▸ **Requirement**
Take each line of the entries below that contains "icon" and copy it.

** Records for this exercise follows **

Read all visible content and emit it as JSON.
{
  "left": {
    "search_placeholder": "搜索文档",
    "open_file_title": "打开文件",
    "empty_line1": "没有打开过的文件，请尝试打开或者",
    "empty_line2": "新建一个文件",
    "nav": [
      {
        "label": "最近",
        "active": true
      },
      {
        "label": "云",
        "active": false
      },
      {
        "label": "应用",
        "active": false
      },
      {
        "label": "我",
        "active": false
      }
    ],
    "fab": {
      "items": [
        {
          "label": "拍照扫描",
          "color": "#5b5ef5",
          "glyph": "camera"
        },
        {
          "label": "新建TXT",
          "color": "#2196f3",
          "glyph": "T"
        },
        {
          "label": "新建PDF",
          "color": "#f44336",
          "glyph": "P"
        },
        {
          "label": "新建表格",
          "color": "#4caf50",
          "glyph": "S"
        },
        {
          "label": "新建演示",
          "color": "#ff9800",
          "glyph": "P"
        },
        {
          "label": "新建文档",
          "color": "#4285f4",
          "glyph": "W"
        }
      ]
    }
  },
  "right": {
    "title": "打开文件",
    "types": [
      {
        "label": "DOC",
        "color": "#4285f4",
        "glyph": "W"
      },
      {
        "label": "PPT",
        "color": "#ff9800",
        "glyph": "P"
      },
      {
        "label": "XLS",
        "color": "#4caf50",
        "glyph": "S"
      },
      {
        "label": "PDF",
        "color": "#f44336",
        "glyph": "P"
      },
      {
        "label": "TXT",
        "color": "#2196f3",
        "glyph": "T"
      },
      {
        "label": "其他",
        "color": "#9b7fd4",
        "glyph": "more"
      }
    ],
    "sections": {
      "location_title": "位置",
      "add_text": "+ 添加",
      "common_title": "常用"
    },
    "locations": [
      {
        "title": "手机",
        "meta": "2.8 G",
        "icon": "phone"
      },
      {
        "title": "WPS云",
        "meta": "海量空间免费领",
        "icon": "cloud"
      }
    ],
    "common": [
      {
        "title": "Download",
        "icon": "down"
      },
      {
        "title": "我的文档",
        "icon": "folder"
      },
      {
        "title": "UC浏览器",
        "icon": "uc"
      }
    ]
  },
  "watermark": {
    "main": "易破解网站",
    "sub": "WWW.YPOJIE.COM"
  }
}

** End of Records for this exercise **

▸ **Exercise answer**
        "icon": "phone"
        "icon": "cloud"
        "icon": "down"
        "icon": "folder"
        "icon": "uc"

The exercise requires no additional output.